::: DATA EXCERPTS

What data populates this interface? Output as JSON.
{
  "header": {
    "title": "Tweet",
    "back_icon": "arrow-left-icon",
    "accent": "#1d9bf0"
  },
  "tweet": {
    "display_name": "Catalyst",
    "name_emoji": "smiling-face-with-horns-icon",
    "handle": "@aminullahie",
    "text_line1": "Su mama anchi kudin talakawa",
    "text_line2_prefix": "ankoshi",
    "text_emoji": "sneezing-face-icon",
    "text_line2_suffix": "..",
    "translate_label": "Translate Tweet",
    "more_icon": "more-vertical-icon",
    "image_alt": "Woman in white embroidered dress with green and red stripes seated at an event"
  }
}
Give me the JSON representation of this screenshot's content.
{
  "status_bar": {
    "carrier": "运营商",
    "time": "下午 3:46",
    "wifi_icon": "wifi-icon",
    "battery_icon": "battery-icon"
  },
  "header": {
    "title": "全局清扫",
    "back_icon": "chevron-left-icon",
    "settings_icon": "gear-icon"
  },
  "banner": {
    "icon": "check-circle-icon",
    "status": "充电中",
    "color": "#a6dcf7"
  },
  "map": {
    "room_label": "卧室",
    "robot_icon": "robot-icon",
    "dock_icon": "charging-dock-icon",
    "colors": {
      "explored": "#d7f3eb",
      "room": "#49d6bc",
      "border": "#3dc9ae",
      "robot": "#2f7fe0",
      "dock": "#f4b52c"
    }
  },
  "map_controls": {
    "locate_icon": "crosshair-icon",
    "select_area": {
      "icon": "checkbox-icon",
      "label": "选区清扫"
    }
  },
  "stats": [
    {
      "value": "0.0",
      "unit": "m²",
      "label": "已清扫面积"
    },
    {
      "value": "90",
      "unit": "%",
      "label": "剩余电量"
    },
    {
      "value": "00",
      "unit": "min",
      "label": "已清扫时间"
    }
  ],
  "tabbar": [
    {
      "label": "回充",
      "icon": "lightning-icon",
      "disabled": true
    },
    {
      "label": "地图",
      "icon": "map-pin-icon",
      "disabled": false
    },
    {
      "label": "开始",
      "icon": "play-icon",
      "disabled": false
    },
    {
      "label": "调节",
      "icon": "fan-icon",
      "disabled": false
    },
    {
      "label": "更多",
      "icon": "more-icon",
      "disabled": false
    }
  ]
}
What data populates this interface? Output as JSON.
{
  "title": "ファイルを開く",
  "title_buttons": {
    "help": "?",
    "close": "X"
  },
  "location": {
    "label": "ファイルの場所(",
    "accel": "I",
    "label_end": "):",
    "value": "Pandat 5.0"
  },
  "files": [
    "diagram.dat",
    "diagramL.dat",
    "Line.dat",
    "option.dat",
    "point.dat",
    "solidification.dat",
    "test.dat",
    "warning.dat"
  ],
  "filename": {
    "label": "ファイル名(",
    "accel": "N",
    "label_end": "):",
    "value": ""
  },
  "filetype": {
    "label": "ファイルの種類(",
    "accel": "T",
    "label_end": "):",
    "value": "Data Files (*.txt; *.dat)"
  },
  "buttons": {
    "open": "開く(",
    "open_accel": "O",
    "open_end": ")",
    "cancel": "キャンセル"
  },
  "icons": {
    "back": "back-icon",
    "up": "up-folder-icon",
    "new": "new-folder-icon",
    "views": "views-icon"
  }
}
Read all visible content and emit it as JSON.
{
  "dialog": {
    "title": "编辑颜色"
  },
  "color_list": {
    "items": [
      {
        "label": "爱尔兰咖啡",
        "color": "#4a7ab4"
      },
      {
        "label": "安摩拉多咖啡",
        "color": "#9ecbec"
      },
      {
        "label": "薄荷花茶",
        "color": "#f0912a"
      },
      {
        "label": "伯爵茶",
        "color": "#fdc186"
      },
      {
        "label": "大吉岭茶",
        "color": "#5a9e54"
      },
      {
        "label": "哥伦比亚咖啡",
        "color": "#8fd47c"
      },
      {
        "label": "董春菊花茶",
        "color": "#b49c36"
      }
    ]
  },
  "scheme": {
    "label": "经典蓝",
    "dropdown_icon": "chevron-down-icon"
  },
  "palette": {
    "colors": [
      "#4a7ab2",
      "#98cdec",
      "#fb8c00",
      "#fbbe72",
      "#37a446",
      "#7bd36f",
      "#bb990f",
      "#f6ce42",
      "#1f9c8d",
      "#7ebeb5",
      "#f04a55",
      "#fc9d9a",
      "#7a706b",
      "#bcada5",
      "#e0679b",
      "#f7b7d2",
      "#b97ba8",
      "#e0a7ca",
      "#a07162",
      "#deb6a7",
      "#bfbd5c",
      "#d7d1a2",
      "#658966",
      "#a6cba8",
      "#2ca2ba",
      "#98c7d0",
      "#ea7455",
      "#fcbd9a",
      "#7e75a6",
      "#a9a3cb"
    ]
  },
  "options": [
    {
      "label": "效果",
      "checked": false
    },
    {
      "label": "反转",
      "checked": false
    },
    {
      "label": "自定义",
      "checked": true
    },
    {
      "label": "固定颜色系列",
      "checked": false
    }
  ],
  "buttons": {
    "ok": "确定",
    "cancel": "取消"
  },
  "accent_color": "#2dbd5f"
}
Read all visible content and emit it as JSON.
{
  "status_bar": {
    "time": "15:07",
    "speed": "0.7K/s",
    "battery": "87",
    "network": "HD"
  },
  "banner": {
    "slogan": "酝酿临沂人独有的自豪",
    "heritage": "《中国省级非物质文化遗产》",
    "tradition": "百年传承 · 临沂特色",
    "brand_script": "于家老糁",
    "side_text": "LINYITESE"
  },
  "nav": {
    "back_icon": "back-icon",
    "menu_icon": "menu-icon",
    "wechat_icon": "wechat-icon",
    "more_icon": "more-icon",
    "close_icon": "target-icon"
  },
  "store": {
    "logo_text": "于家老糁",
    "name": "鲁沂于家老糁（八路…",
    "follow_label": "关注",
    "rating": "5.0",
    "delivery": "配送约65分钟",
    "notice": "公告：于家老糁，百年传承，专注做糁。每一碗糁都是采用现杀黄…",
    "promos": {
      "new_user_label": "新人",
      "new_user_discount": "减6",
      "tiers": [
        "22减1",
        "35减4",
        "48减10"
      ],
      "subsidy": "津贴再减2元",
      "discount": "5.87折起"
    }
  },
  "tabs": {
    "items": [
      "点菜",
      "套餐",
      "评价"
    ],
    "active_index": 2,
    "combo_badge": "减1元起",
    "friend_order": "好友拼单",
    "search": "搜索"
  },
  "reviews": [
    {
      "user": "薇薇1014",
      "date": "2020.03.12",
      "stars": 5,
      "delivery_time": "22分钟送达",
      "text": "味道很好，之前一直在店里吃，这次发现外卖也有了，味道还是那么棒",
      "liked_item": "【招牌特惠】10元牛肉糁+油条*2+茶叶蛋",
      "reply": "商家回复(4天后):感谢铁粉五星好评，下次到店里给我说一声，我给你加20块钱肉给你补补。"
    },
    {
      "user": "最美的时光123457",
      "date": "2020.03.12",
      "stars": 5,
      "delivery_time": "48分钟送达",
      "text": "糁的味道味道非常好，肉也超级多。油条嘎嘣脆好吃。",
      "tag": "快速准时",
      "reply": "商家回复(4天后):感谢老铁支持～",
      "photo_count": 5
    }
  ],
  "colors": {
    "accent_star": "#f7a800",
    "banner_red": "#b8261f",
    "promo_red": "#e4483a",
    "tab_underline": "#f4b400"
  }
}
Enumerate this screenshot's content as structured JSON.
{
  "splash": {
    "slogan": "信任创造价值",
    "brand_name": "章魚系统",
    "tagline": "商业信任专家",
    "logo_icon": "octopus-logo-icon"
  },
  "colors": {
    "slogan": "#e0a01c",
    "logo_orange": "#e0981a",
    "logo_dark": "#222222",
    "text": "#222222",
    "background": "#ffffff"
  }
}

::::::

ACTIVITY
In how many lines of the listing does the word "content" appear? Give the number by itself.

TASK RESULT
4